Dodgers among teams hoping new system can help prevent injuries
Analytics are mainstream in baseball. They have changed the way we look at the game, whether from finding hidden value in past performance (the way of Moneyball), debunking the wisdom of conventional strategy (the rate of sacrifice bunts is at an all-time low) or recently becoming a predictive strategic tool (the rise of defensive shifts). But what if analytics could prevent injuries? As performance analytics have become conventional, is biometric health the next frontier for clubs to gain an edge?
Imagine if three times per week every player on the team walked himself through seven or eight range-of-motion testing stations (shoulders, elbows, ankles, etc.)—all in front of a motion-capture camera, so there are no wires, electrodes or elaborate hardware. All the information is continually collected and monitored. Now imagine an app, with a dashboard-style presentation, that can alert the player and club about any changes in baseline levels of strength or range of motion—like a bank app alerting you when your balance is low.
Now also imagine that the strength training coach takes all of the players’ workout data—which used to be collected in its own “silo”—and inputs that into the same system. And now imagine that all the data collected about pitchers’ workload—every time a pitcher throws, be it in a game, warming up without getting in a game, or a side session; more info that also had been kept in its own “silo”—also gets dumped into the same system.
In a perfect world, you would have a system that could provide real data to coaching and training staffs to anticipate injuries or downturns in performance, not just relying on someone to decide, “he looks tired” or “his bat looks slow.” That’s the idea behind The Profiler, a system designed by Kitman Labs, an Irish sports technology company. It has been used by Irish rugby teams and now is being adapted for major league baseball teams. The Los Angeles Dodgers have signed on to use The Profiler, with at least two other clubs, including the San Francisco Giants, expected to follow.

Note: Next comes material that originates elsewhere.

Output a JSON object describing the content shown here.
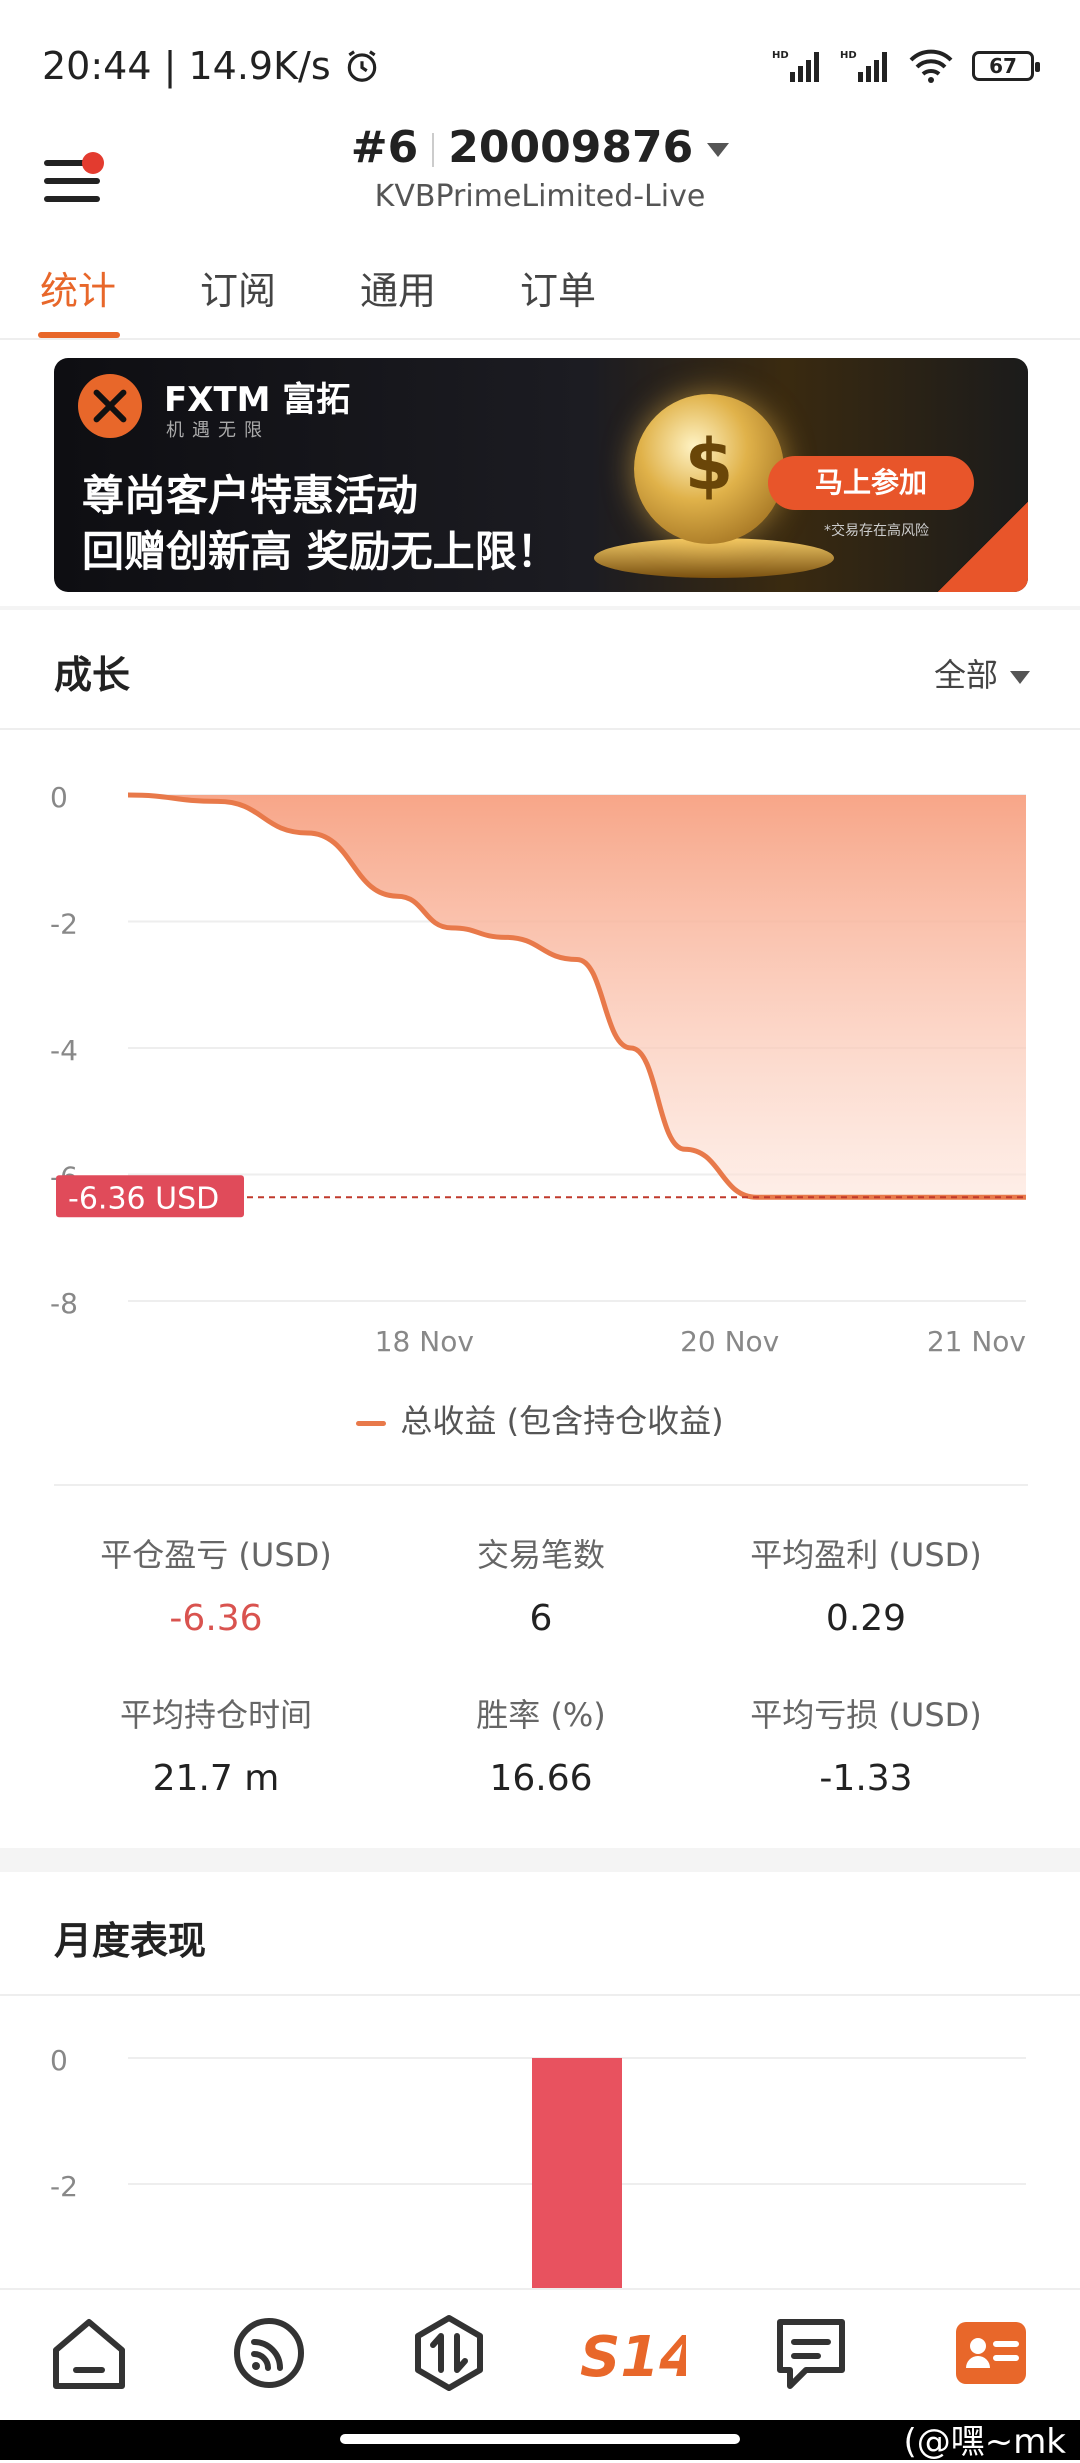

If you’re imagining an app that will tell Clayton Kershaw to miss two starts in July because of a five percent decline in shoulder range of motion, forget it.
“No, no, no,” said Dodgers vice president of medical services Stan Conte. “At the end of the day, it’s not the data, it’s the analyst that makes the decision. Analytics usually confirm what you’re seeing, anyway. It’ll never be the computer that makes the difference. Everybody is measuring everything now. OK, now what are we going to do with it? If you don’t know, there’s no reason to collect it.”
"The idea," continued Conte, "is that you set these marks and if a player is having an issue with a lack of motion or lack of strength—and we know that because we can measure it two or three times per week—the program will alert you that this guy is declining in this area, and maybe you should take a look at him. We always talk about players who don’t tell you when they’re hurt, or they don’t know the difference between pain and an injury. Well, if we have the right system biometrics can tell us there is a slight decline before he gets injured.”
The Dodgers are not using The Profiler on their major league players this year because they chose not to participate. They are using it only with their minor league players.
“We tested it with players in spring training and on the major league level we got zero compliance,” Conte said. “In the minors it was 95 percent compliance.”
Conte has been working with Kitman for about a year to help fit The Profiler for baseball. One of his initial concerns was how time-consuming the collection and input of data would be, but each monitoring “station” can be completed in as little as 10 to 15 seconds.
"One of the things that interested me is how their predictive software works,” Conte said. “In the past five years there has been a lot of new predicative software in the field of analytics, where the system learns the data and questions itself. That’s what drove me to do research on them.
"One of the problems with baseball is not in the collecting of data but in the analyzing of it. Every team looks at a lot of biometrics. Range of motion is a big thing—whether pitchers have restrictions and whether that can be predictive. A lot of teams will do this in the beginning of the season and at the end of the season. So it makes a lot of sense to me that we be doing it throughout the season.
As the analytics in baseball grow, it would be easy to assume that cold-hearted data is taking over the game. Instead, the rise of information is putting a greater value on the analysts—the people who can interpret the data in smart, functional ways.
"The first thing we want to find out is, does the software do what it says it’s going to do?" Conte said. "I like what the software appears to give you. I think it’s worth the effort to try it. We’ve been pretty happy with the company and what they said about baseball versus rugby or soccer. At the end of the day will it work? We have to see if that’s the case. It’s a fascinating program and it intrigued me to work on it."